_Problem description_
Check each line of the data below for the string "this", then report how many lines have it and nothing else.

======

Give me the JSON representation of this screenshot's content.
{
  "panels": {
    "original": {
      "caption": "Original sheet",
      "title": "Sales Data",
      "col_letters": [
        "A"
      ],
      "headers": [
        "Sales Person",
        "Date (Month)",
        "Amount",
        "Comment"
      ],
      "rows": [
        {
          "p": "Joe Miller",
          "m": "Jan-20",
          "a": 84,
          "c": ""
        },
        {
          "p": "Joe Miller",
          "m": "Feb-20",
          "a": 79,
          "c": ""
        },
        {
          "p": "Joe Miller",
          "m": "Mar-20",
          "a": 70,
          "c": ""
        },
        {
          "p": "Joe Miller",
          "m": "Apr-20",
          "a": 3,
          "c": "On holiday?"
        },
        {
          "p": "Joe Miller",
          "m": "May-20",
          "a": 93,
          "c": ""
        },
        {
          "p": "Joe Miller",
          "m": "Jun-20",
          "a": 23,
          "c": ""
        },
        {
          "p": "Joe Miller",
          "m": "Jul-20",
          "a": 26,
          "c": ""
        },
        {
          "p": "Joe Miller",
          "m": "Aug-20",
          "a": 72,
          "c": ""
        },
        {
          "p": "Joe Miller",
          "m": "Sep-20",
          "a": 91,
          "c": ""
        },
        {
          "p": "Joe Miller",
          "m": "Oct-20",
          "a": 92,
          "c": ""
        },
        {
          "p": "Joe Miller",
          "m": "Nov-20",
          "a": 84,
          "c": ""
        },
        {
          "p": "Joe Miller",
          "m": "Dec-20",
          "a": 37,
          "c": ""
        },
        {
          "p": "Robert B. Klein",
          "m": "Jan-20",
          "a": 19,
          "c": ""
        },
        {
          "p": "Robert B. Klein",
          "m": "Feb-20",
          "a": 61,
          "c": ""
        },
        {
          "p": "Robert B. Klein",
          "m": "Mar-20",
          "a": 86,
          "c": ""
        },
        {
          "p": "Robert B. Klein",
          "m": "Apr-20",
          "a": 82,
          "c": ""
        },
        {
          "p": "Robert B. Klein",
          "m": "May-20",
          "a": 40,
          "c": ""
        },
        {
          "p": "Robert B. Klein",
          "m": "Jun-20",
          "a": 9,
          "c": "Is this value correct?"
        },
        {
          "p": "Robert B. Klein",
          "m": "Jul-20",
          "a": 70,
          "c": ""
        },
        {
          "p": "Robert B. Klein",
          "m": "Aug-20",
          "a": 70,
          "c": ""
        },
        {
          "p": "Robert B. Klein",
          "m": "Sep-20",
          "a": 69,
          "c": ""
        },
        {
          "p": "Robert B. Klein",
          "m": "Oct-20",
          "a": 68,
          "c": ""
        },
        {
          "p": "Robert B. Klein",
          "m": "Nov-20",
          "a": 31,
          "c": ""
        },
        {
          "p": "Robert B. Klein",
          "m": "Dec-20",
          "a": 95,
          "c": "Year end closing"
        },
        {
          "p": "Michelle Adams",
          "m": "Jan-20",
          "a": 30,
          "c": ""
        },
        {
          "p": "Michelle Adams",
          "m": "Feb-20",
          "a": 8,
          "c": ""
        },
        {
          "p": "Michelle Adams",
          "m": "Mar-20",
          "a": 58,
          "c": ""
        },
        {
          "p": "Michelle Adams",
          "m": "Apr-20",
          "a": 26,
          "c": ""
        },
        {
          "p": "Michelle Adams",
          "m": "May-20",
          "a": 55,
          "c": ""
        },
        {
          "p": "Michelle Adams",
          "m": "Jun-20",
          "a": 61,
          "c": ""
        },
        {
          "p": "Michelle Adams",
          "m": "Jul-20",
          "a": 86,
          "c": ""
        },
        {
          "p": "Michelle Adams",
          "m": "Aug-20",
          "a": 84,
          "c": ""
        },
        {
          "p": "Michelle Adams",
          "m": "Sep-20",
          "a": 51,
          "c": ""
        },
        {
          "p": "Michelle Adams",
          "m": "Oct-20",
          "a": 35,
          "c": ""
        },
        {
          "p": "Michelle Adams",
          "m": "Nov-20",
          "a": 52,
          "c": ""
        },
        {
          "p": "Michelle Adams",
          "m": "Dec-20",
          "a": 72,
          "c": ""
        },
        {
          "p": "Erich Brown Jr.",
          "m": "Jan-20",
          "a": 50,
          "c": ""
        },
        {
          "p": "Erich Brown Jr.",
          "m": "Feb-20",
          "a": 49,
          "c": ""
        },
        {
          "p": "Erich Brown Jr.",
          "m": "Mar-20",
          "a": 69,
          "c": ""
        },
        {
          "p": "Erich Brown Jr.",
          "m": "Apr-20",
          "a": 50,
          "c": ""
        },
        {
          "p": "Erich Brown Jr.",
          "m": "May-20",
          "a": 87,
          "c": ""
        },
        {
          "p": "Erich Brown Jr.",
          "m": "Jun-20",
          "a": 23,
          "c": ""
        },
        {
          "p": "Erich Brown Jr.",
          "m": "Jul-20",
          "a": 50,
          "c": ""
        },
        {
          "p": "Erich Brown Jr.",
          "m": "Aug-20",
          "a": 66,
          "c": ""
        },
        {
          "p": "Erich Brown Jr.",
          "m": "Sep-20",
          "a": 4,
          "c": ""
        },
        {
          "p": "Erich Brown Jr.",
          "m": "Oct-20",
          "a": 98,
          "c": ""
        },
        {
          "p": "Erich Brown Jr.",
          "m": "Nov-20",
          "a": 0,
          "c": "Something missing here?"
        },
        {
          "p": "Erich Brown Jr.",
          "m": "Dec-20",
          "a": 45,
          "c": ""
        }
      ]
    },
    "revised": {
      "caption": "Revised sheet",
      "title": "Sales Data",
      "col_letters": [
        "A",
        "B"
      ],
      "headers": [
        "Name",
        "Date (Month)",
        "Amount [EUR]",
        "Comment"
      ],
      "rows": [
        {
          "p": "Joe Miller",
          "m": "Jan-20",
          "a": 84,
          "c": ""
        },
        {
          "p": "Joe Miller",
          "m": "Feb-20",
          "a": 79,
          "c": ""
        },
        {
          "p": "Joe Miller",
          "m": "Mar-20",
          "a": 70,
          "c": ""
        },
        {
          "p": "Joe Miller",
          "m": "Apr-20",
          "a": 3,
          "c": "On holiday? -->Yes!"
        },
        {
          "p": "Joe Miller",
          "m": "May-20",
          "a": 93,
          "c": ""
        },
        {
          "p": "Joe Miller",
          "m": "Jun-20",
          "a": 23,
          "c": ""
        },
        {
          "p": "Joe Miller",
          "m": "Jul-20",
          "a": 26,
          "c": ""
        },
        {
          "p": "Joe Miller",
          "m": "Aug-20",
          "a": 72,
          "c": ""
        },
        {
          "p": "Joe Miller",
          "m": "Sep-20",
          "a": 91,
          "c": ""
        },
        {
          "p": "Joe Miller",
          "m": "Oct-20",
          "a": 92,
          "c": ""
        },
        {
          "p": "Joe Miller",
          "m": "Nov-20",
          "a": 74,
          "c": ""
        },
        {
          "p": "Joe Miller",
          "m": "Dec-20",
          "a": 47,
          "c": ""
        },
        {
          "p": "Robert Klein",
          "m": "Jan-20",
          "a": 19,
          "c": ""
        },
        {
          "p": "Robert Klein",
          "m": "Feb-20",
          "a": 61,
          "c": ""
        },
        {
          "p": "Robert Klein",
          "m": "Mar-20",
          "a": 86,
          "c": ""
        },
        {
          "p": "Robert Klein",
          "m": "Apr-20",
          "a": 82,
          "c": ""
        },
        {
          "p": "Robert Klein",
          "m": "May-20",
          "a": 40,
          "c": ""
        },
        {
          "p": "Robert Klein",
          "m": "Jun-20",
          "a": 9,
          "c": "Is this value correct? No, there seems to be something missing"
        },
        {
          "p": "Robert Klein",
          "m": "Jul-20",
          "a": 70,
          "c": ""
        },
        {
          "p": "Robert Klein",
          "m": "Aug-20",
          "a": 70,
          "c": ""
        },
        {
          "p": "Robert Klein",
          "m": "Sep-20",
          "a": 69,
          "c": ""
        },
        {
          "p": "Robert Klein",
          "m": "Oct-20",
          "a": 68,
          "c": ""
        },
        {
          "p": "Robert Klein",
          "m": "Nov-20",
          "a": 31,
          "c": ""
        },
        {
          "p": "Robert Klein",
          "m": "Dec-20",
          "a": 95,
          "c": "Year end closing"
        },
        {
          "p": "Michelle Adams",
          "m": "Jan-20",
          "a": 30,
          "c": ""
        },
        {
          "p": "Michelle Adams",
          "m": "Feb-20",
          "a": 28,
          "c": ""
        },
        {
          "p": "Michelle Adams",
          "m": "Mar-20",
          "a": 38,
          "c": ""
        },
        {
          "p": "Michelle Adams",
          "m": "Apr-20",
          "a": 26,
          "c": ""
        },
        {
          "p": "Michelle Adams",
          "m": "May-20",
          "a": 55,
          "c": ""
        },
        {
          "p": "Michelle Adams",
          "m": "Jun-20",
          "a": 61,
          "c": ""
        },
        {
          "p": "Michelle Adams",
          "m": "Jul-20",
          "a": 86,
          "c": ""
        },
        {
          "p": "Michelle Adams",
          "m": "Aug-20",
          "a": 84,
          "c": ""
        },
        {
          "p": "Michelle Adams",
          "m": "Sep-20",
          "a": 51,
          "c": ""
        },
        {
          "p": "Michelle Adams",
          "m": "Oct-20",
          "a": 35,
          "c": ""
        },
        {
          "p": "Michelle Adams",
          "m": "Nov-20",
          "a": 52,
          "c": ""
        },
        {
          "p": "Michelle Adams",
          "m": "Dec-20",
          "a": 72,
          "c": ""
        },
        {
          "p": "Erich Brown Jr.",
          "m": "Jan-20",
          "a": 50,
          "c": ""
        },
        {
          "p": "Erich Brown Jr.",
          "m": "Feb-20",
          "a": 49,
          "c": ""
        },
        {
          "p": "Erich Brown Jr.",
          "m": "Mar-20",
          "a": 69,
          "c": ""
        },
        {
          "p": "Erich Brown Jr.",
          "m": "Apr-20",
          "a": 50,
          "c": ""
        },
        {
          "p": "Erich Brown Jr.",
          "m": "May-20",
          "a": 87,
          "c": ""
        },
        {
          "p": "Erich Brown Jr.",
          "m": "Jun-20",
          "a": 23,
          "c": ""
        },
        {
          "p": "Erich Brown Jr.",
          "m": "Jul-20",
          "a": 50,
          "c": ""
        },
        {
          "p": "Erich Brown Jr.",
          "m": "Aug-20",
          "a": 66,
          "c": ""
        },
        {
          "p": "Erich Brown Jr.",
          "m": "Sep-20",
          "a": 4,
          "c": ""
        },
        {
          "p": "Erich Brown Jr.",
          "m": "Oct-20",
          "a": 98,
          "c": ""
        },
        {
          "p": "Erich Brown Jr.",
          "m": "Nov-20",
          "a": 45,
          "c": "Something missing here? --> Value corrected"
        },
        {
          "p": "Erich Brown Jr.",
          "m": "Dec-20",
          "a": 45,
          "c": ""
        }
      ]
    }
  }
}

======

_The answer_
3